have been removed or closed in East
and Northeast Winston-Salem, the
most recent being Hanes-Lowrance
schools. Evidently, neighborhood
schools do not pertain to residents of
these two wards, considered to be in
the urban center.
This bond will not build one
new school in these two wards
where schools have been removed
or closed or close the technological
gap of the existing schools.
We as residents and taxpayers
are being asked to support and pay
for bonds that do not support and
will not build schools in our com
munities which are also in Forsyth
It has been over 20 years of this
and we can no longer continue to
vote for such bonds and Hope that
Fairness and Justice will be done.
We must vote to stop it here and
Fannie B. Rogers' last vote^
Recently while watch
ing television, I saw a
group of millennials being
interviewed about whom
they would vote for in the
upcoming election. Some
said Hillary Clinton, others
said Donald Tnimp, others
said they would vote for an
What bugged me was
one guy who said, "I'm not
voting" with a laugh and a
look on his face that
showed to me arrogance.
OK, smart guy, Clinton or
Trump could determine
what affects your life, job,
whatever you do. They can
mess with your world.
The statement took me
back 40 years ago on
Election Day in 1976 and
my late grandmother,
Fannie B. Rogers. She was
a well-informed individual.
She read newspapers,
books, the works.
She lived in an era
when segregation ruled and
poll taxes was the law in

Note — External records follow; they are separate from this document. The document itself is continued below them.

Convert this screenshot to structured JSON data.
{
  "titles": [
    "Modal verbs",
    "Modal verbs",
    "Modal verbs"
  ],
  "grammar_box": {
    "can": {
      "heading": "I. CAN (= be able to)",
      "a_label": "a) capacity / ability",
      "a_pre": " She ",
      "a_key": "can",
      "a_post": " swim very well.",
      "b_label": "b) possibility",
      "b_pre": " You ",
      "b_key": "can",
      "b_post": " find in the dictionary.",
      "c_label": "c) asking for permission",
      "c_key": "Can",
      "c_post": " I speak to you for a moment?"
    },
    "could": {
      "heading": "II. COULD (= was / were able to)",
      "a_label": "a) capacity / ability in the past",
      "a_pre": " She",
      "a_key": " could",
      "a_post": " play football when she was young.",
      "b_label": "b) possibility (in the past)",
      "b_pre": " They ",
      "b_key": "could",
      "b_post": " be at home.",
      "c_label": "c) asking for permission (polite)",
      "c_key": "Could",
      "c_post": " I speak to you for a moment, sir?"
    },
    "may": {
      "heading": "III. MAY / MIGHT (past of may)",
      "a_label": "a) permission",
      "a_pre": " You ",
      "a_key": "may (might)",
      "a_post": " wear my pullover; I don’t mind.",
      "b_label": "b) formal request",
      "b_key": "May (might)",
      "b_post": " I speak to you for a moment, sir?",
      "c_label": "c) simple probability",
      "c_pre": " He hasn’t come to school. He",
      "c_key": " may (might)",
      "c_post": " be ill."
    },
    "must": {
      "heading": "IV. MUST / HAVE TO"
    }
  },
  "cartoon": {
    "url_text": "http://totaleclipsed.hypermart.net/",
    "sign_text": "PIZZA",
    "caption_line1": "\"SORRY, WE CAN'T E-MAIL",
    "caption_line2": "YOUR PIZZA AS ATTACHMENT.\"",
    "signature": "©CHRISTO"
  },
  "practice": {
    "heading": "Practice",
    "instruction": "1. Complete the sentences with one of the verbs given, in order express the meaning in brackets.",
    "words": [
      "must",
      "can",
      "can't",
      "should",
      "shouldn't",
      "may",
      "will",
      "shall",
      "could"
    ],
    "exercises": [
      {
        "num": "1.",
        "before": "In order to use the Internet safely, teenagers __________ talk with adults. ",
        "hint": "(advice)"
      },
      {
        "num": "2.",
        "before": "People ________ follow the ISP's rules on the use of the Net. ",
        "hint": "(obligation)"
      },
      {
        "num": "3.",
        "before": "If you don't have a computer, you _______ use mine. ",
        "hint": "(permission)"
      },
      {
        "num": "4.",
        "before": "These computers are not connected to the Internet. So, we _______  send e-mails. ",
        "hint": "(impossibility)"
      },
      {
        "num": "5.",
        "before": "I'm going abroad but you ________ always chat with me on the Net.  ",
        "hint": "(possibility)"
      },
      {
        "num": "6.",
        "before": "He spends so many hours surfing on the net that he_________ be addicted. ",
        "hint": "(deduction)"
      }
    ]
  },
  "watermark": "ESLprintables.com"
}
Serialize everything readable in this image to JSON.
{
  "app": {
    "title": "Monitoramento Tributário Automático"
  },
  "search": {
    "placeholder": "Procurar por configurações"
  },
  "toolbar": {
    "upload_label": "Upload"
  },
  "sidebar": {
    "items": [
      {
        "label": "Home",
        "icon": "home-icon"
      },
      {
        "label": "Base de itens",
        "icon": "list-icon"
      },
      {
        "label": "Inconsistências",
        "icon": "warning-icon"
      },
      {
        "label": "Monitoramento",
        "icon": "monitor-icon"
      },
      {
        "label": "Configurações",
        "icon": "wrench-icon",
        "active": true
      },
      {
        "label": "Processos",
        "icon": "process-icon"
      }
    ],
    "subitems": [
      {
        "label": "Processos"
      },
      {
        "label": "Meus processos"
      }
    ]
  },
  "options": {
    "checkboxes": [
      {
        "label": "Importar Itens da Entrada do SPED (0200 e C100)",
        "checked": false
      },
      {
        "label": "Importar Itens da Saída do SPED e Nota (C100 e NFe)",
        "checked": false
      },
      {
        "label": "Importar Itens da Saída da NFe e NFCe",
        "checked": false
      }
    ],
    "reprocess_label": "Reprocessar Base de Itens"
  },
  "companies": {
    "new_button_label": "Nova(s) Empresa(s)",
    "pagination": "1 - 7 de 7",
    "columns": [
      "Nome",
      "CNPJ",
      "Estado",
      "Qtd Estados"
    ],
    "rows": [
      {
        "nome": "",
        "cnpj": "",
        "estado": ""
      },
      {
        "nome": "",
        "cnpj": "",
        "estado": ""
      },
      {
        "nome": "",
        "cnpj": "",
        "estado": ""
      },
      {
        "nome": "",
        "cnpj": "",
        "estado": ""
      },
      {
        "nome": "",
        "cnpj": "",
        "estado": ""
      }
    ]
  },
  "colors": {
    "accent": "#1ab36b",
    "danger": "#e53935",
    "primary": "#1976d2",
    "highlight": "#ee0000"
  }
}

Vitginia. My grandmother
was a domestic worker.
She was proud and God
fearing. In the fall of 1976,
she was battling cancer.
During that time, I was
working at my first news
paper job as a copy-runner
for The Richmond News
Leader. For me it was an
exciting job, to see how
putting out a newspaper
On Election Day 1976,
I voted and then went over
to see my grandmother. At
the time she was bedridden
and could not walk. She
told me she wanted to vote.
Along with other family
members, we took her to
the polls, where she voted.
Jimmy Carter and
Gerald Ford battled
through the night, with
Carter squeaking out a nar
My grandmother's con
dition continued to become
worse .She passed away on
Jan. 19, 1977, a daybefore
Carter was sworn in as
If my dying grand
mother could get out of her
sick bed and cast a vote,
why can't that young man
What's really your
cartoons for The Chronicle
Rob Roger* illustration for The Chronicle